In deals collectively worth $40 billion, some 33 mainland China companies have unveiled plans this year to be taken private and delisted from the Unites States, according to Thomson Reuters data. But a cottage industry of hedge funds and lawyers is coalescing around those determined not to accept low-ball bids for their assets.
"We want to put as much pressure as possible," said portfolio manager Lin Yang at FM Capital, a British hedge fund backed by the Libyan sovereign wealth fund that owns 1.4 percent of medical firm China Cord Blood Corp. FM Capital is urging a group of mainland China investors to raise a buyout offer, saying the shares are worth 2.5 times the proposed bid.
"If no shareholder challenges the offer, it will go through on the cheap," said Lin. Peaking at a valuation of $615 million in August this year, China Cord Blood's market capitalization has shrunk to just over $500 million; the bid was made in late April, valuing the target at $512 million.
There's no deadline for the China Cord Blood buyout offer, and it's unclear what the outcome will be; the company didn't respond to email seeking comment. But minority investors have scored notable successes this year: In one case, Chinese investment firm Vast Profit Holdings raised by 34 percent a March buyout offer that initially valued dating service Jianyuan.com at $178.9 million after pressure from U.S. asset manager Heng Ren Investments and others.
The increasingly active culture of complaints may also leave a mark on future buyouts. Late last week, e-commerce giant Alibaba Group Holding Ltd. raised a bid to take video streaming service Youku Tudou Inc. private by almost 3 percent to $27.60 per share, just three weeks after it was announced.

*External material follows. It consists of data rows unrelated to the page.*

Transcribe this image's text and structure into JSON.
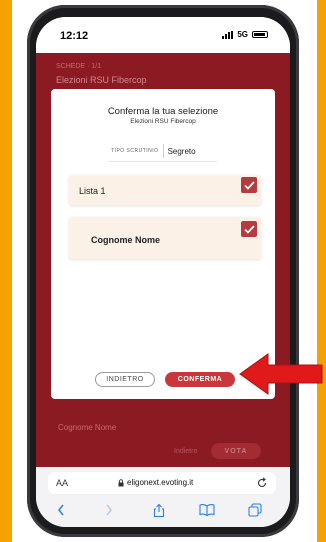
{
  "status_bar": {
    "time": "12:12",
    "network": "5G"
  },
  "background_page": {
    "breadcrumb": "SCHEDE · 1/1",
    "title": "Elezioni RSU Fibercop",
    "item_name": "Cognome Nome",
    "vota_label": "VOTA"
  },
  "modal": {
    "title": "Conferma la tua selezione",
    "subtitle": "Elezioni RSU Fibercop",
    "scrutinio_label": "TIPO SCRUTINIO",
    "scrutinio_value": "Segreto",
    "selections": [
      {
        "label": "Lista 1",
        "checked": true
      },
      {
        "label": "Cognome Nome",
        "checked": true
      }
    ],
    "back_label": "INDIETRO",
    "confirm_label": "CONFERMA"
  },
  "browser": {
    "aa_label": "AA",
    "url": "eligonext.evoting.it"
  },
  "colors": {
    "accent_red": "#c9373a",
    "frame_orange": "#f5a100",
    "page_maroon": "#8c1a22",
    "card_bg": "#fbf1e6",
    "annotation_arrow": "#e01a1a"
  },
  "icons": [
    "signal-icon",
    "battery-icon",
    "check-icon",
    "lock-icon",
    "reload-icon",
    "back-icon",
    "forward-icon",
    "share-icon",
    "bookmarks-icon",
    "tabs-icon",
    "red-arrow-annotation"
  ]
}
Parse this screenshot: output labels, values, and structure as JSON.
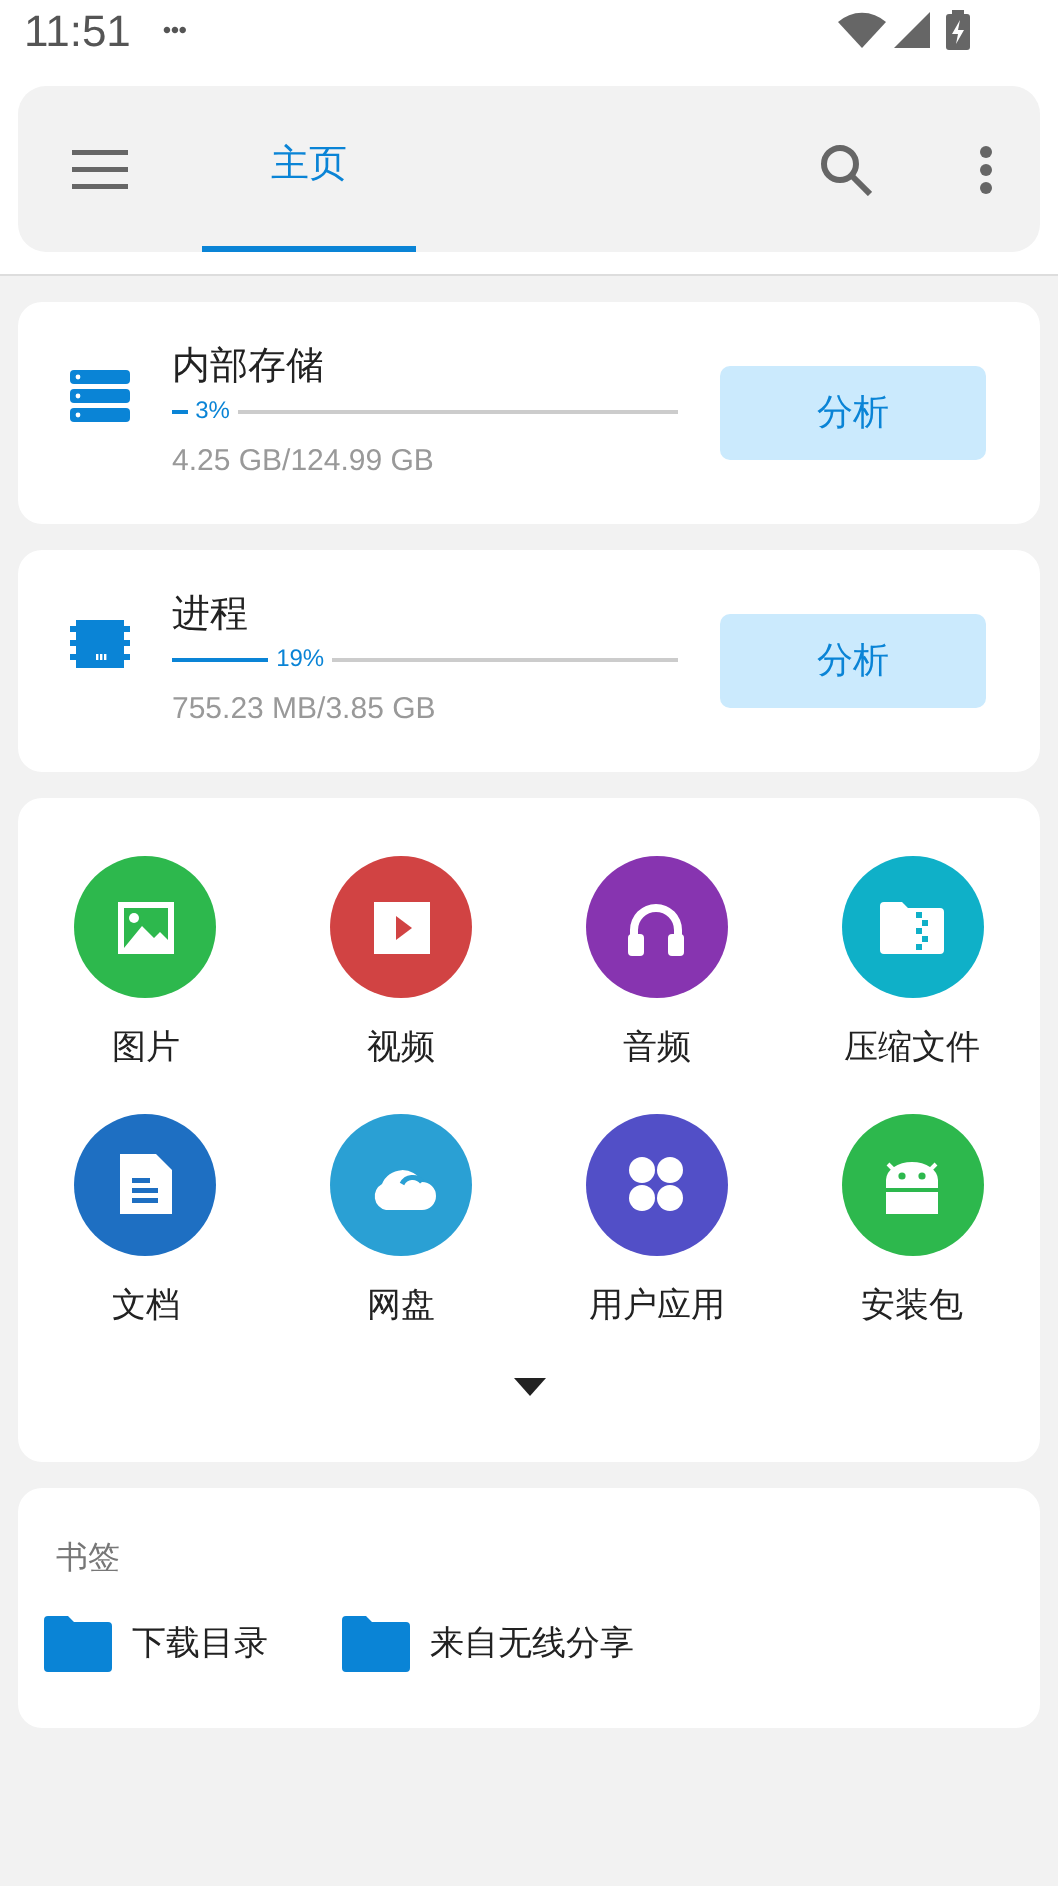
{
  "status_bar": {
    "time": "11:51",
    "more": "•••"
  },
  "toolbar": {
    "tabs": [
      {
        "label": "主页",
        "selected": true
      }
    ]
  },
  "storage": [
    {
      "kind": "storage",
      "title": "内部存储",
      "level": 0.03,
      "percent": "3%",
      "usage": "4.25 GB/124.99 GB",
      "button": "分析"
    },
    {
      "kind": "memory",
      "title": "进程",
      "level": 0.19,
      "percent": "19%",
      "usage": "755.23 MB/3.85 GB",
      "button": "分析"
    }
  ],
  "categories": [
    {
      "kind": "image",
      "label": "图片",
      "color": "#2db84d"
    },
    {
      "kind": "video",
      "label": "视频",
      "color": "#d14343"
    },
    {
      "kind": "audio",
      "label": "音频",
      "color": "#8734b0"
    },
    {
      "kind": "archive",
      "label": "压缩文件",
      "color": "#0fb0c8"
    },
    {
      "kind": "document",
      "label": "文档",
      "color": "#1e6fc2"
    },
    {
      "kind": "cloud",
      "label": "网盘",
      "color": "#2aa0d4"
    },
    {
      "kind": "apps",
      "label": "用户应用",
      "color": "#524fc7"
    },
    {
      "kind": "package",
      "label": "安装包",
      "color": "#2db84d"
    }
  ],
  "bookmarks": {
    "title": "书签",
    "items": [
      {
        "label": "下载目录"
      },
      {
        "label": "来自无线分享"
      }
    ]
  }
}
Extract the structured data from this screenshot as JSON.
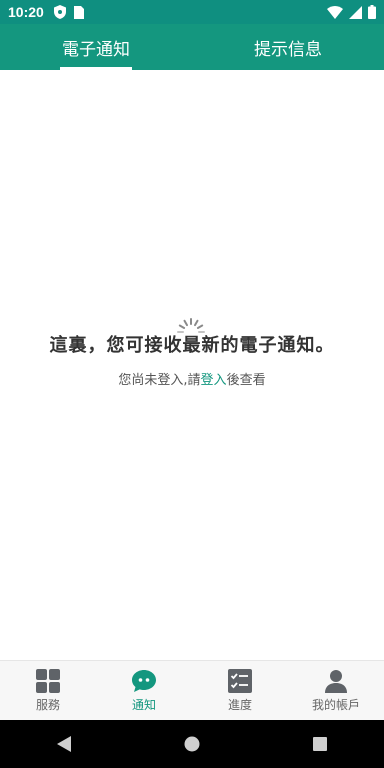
{
  "status_bar": {
    "time": "10:20",
    "left_icons": [
      "shield-icon",
      "sim-card-icon"
    ],
    "right_icons": [
      "wifi-icon",
      "signal-icon",
      "battery-icon"
    ]
  },
  "top_tabs": [
    {
      "label": "電子通知",
      "active": true
    },
    {
      "label": "提示信息",
      "active": false
    }
  ],
  "empty_state": {
    "title": "這裏，您可接收最新的電子通知。",
    "subtitle_prefix": "您尚未登入,請",
    "login_link": "登入",
    "subtitle_suffix": "後查看"
  },
  "bottom_nav": [
    {
      "label": "服務",
      "icon": "grid-icon",
      "active": false
    },
    {
      "label": "通知",
      "icon": "chat-bubble-icon",
      "active": true
    },
    {
      "label": "進度",
      "icon": "checklist-icon",
      "active": false
    },
    {
      "label": "我的帳戶",
      "icon": "user-icon",
      "active": false
    }
  ],
  "colors": {
    "primary": "#14977f",
    "status_bar": "#0f8f80",
    "inactive_icon": "#5f6368"
  }
}
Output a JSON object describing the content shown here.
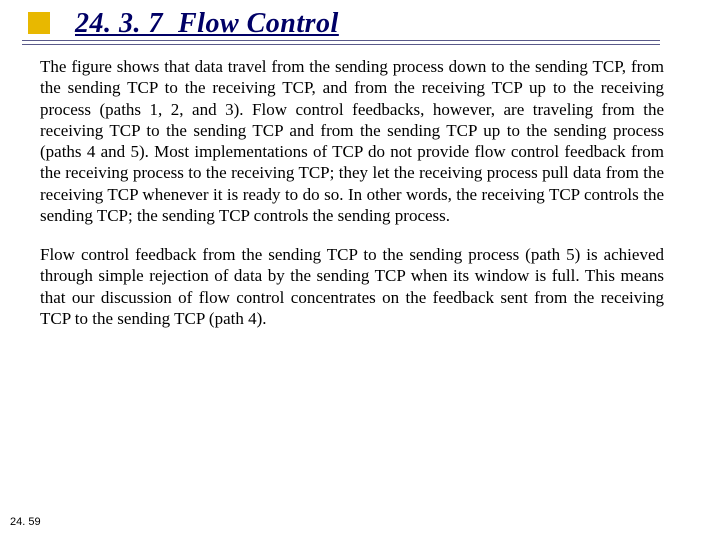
{
  "heading": {
    "section_number": "24. 3. 7",
    "title": "Flow Control"
  },
  "body": {
    "paragraph1": "The figure shows that data travel from the sending process down to the sending TCP, from the sending TCP to the receiving TCP, and from the receiving TCP up to the receiving process (paths 1, 2, and 3). Flow control feedbacks, however, are traveling from the receiving TCP to the sending TCP and from the sending TCP up to the sending process (paths 4 and 5). Most implementations of TCP do not provide flow control feedback from the receiving process to the receiving TCP; they let the receiving process pull data from the receiving TCP whenever it is ready to do so. In other words, the receiving TCP controls the sending TCP; the sending TCP controls the sending process.",
    "paragraph2": "Flow control feedback from the sending TCP to the sending process (path 5) is achieved through simple rejection of data by the sending TCP when its window is full. This means that our discussion of flow control concentrates on the feedback sent from the receiving TCP to the sending TCP (path 4)."
  },
  "footer": {
    "page_number": "24. 59"
  }
}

"Listed issuers, before they consider whether to go private or be listed elsewhere, they must remember that at the end of the day, they have sought public funds. That means they must realize that minority shareholders should have a role to play in the business of the company," said Michael Cheng, a consultant solicitor at law firm Andrew W Y Ng & Co and former research director at the Asian Corporate Governance Association in Hong Kong.
While Chinese companies may face a reckoning on home soil as the economy that accounts for much of their business slows to its weakest growth in 20 years, the tension over the going-private deals adds to general international shareholder unease over accounting and corporate governance in China.
"Investors will shun Chinese IPOs [in the United States] in the future. It just reinforces the negative perception," said John Romero, a Birmingham, Alabama, hedge fund manager who has told the board of Renren Inc. the buyout offer for the social networking company undervalues it by 60 percent.
Renren didn't respond to email seeking comment on the matter.
Law firms such as Levi & Korsinsky LLP have started running their own checks on the fairness of buyout offers for Chinese companies including SORL Auto Parts Inc., China Ming Yang Wind Power Group Ltd. and chat app maker Momo Inc. -- the latter listed as recently as December 2014.
Meanwhile, a group of minority investors in E-Commerce China Dangdang Inc. is threatening to sue mainland investors who are proposing a buyout offer valuing the online retailer at $632 million. The group says an offer made in July was over-opportunistic because it came after a 43 percent slide in the stock price over the previous two weeks.
Dangdang didn't respond to email seeking comment on the matter.
"At this point, no material damage has been done," said Kevin Lu, a San Francisco Bay Area investor in Dangdang who said he speaks on behalf of 120 shareholders including hedge funds and individual investors.
"If a deal is finalized at the current proposal, it's a no-brainer - the buyer group will be sued."